At Intel's CES keynote on Wednesday evening, Intel opened with a look at its Cannon Lake processor, a 10nm chipset sporting x86 architecture.
Intel aimed to alleviate tepid reactions to its current Kaby Lake. Whereas Kaby took Intel's processors one step forward, the company believes Cannon Lake qualifies as a jump of much more than just a few more megahertz.
The company also divulged more information on its aggressive expansion into the burgeoning VR marketplace. The keynote hall was adorned in leather chairs where attendees could strap on Oculus Rift headsets and sample VR demos running in conjunction with Intel hardware. One demo rendered a rural scene complete with a river and water buffalo.
In the same vein, Intel's Project Alloy VR is a "mixed reality" device—a blend of augmented and virtual reality tech—that the company plans to ship in Q4 of 2017. No manufacturer for Alloy was announced, nor did Intel give any hint as to how much it will cost.
Intel hardware has been represented far and wide at this year's CES in Las Vegas.

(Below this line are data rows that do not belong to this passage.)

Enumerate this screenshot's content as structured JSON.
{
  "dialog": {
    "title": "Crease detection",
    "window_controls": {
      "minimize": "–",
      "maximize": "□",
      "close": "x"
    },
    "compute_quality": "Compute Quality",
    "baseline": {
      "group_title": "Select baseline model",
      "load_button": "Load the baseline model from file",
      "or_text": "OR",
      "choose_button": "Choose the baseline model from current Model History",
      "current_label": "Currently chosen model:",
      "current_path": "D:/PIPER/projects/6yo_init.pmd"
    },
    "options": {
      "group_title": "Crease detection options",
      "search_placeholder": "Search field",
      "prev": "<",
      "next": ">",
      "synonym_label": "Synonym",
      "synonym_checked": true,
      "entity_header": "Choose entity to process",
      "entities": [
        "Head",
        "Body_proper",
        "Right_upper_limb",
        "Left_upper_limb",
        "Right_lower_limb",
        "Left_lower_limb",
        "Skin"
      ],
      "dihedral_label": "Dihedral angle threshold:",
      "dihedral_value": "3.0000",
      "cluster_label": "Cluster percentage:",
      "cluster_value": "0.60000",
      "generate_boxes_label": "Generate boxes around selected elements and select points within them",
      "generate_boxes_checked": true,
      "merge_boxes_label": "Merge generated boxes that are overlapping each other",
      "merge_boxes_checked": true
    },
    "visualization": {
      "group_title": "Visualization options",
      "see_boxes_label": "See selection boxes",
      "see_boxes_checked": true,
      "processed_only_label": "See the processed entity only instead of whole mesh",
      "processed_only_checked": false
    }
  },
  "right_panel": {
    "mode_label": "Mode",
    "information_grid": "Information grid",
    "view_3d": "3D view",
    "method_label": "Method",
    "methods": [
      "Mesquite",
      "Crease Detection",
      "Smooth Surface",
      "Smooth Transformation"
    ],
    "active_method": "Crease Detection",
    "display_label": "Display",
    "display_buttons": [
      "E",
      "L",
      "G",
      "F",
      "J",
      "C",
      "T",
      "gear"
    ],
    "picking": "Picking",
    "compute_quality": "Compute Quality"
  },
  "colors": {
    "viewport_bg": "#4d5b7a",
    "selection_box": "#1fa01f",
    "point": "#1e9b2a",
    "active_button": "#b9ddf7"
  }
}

Acer's $9000 Predator 21 X laptop boasts an Intel Intel i7-7820HK, as well as twin Nvidia GeForce GTX 1080 GPUs and 64GB of DDR4-2400 memory.
[Source: PC World; lead image courtesy of UploadVR]